There are several common themes in the debat surrounding the recent surge of efforts to weaken U.S. policy on Cuba. We've heard that overturning the embargo and selling our agricultural products would alleviate economic hardships in Cuba, fuel the U.S. economy by tapping into a new market and, in the end, cause the demise of Fidel Castro's totalitarian regime.
These arguments may seem appealing, but they don't consider the harsh realities of Cuba under Castro. Softening our policy now would only serve to strengthen Castro's grip on the island and its people.
Supporters of a weakened embargo suggest the regime would allow tourists and investments from the United States to influence Cuban society. That won't happen. Castro is not willing to trade total power for an improved economy.
Lifting the embargo and travel ban without meaningful democratic and free-market reforms in Cuba would certainly guarantee the perpetuation of the institutions and groups that support the regime. Castro only wants U.S. credits tourism because he desperately needs hard currency to fuel his regime.
U.S. investors would quickly discover that they were operating on Castro's turf. Private property is still outlawed in Cuba, and workers are not permitted to contract with companies. If a foreign company needs local workers, it must go through the regime, which then assigns workers and collects their wages in dollars. The regime then pays its workers in worthless pesos. Translation: Foreign investment bankrolls Castro and leaves the workers destitute.
Every other country in the world is free to trade with Cuba, which clearly has not helped the island's economic plight. Simply doing business with the United States will do little to aid the situation.
If the United States were to provide credits to the Cuban regime to buy American goods, the U.S. taxpayer eventually would foot the bill. Cuba owes billions of dollars to other countries and international organizations, and the regime ignores those debts. Castro's economic system is a miserable failure that stifles productivity. Yet he continues to spend recklessly on the military and his bankrupt welfare system. Given Castro's record, more foreign loans would fall into the regime's economic black hole -- with no benefit to the Cuban people.
Allowing Castro access to hard currency will not only strengthen his hold on the Cuban people, but also allow him to build up his military and continue his support of anti-American terrorist groups in Latin America and elsewhere. When Castro sees U.S. policy as weak and has cash in his pocket, he eagerly supports turmoil abroad Nicaragua, Angola and Colombia are prime examples.
Lifting the embargo now would preclude the United States using this important tool vis--vis a future government in Cuba. If we give away the embargo, we are left with nothing to pressure a future government.
Weakening or overturning U.S. policy on Cuba would negate the basic tenets of our Latin American policies, which emphasize democracy, human rights and stable market economies.

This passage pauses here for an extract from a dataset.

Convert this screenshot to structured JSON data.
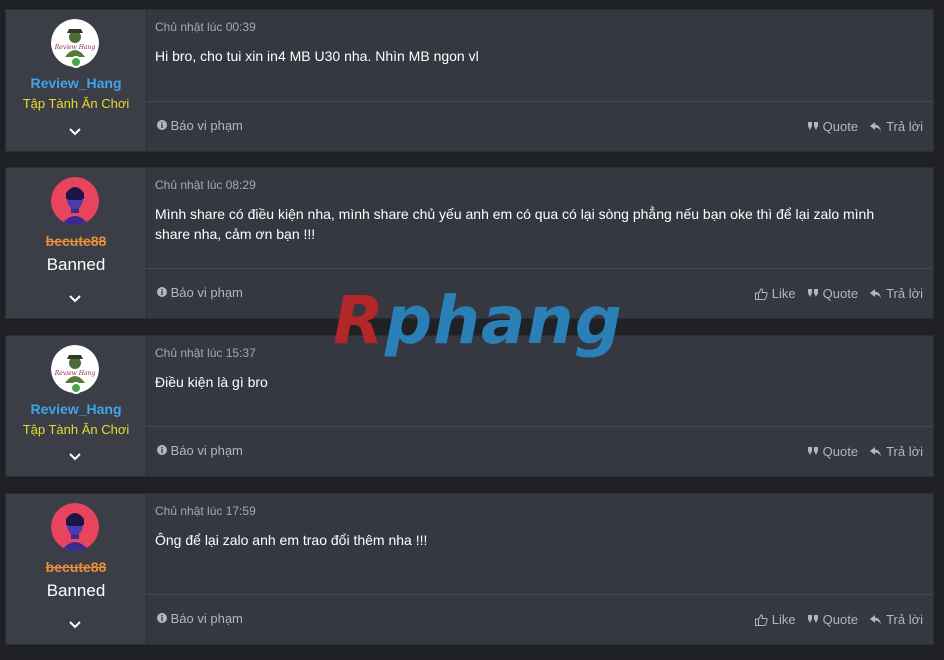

It also would send the wrong message to other rogue states:
A foreign leader can seize U.S. property without compensation, allow the placement of nuclear missiles aimed at the United States, shoot down American planes, espouse terrorism and anti-American causes throughout the world, and eventually the United States will ``forgive and forget,'' rewarding him with tourism, investments and economic aid.
Until Cuba respects human rights, releases political prisoners and holds free and internationally supervised elections, the embargo should remain.
To reward Castro now is to ensure that Cuba's 11 million citizens will continue to face the same horrors and hardships they suffer today -- only under a regime bolstered by U.S. policy.
Jaime Suchlicki is Emilio Bacardí Moreau professor of history and international studies and the director of the Institute for Cuban and Cuban-American Studies at the University of Miami.